**YOUR TASK:** Where an entry holds an image, leave the image out; otherwise reproduce the entry exactly.

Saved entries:
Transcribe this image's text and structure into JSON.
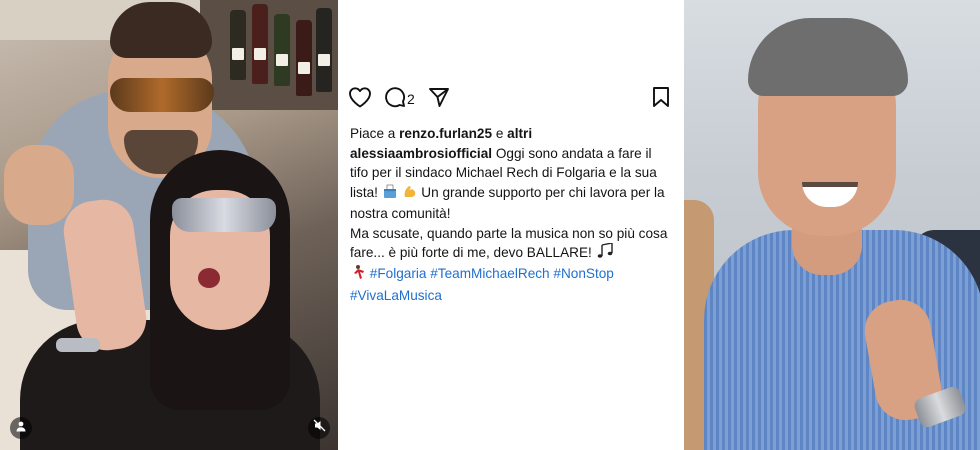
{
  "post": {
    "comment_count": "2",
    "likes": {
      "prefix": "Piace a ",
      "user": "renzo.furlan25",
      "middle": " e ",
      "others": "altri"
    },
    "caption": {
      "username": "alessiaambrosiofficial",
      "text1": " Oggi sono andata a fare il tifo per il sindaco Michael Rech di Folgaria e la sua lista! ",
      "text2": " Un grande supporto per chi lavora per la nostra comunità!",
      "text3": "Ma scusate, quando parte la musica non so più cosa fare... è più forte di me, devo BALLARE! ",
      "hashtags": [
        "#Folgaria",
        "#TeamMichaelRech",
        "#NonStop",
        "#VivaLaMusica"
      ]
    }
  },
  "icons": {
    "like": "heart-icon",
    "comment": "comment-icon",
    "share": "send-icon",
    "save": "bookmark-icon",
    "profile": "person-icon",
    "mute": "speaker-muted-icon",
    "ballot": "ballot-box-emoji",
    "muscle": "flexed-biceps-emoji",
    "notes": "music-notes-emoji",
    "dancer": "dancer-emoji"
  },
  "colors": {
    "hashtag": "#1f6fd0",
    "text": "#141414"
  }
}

**RESULT OF THIS TASK:**
Transcribe this image's text and structure into JSON.
{
  "post": {
    "comment_count": "2",
    "likes": {
      "prefix": "Piace a ",
      "user": "renzo.furlan25",
      "middle": " e ",
      "others": "altri"
    },
    "caption": {
      "username": "alessiaambrosiofficial",
      "text1": " Oggi sono andata a fare il tifo per il sindaco Michael Rech di Folgaria e la sua lista! ",
      "text2": " Un grande supporto per chi lavora per la nostra comunità!",
      "text3": "Ma scusate, quando parte la musica non so più cosa fare... è più forte di me, devo BALLARE! ",
      "hashtags": [
        "#Folgaria",
        "#TeamMichaelRech",
        "#NonStop",
        "#VivaLaMusica"
      ]
    }
  },
  "icons": {
    "like": "heart-icon",
    "comment": "comment-icon",
    "share": "send-icon",
    "save": "bookmark-icon",
    "profile": "person-icon",
    "mute": "speaker-muted-icon",
    "ballot": "ballot-box-emoji",
    "muscle": "flexed-biceps-emoji",
    "notes": "music-notes-emoji",
    "dancer": "dancer-emoji"
  },
  "colors": {
    "hashtag": "#1f6fd0",
    "text": "#141414"
  }
}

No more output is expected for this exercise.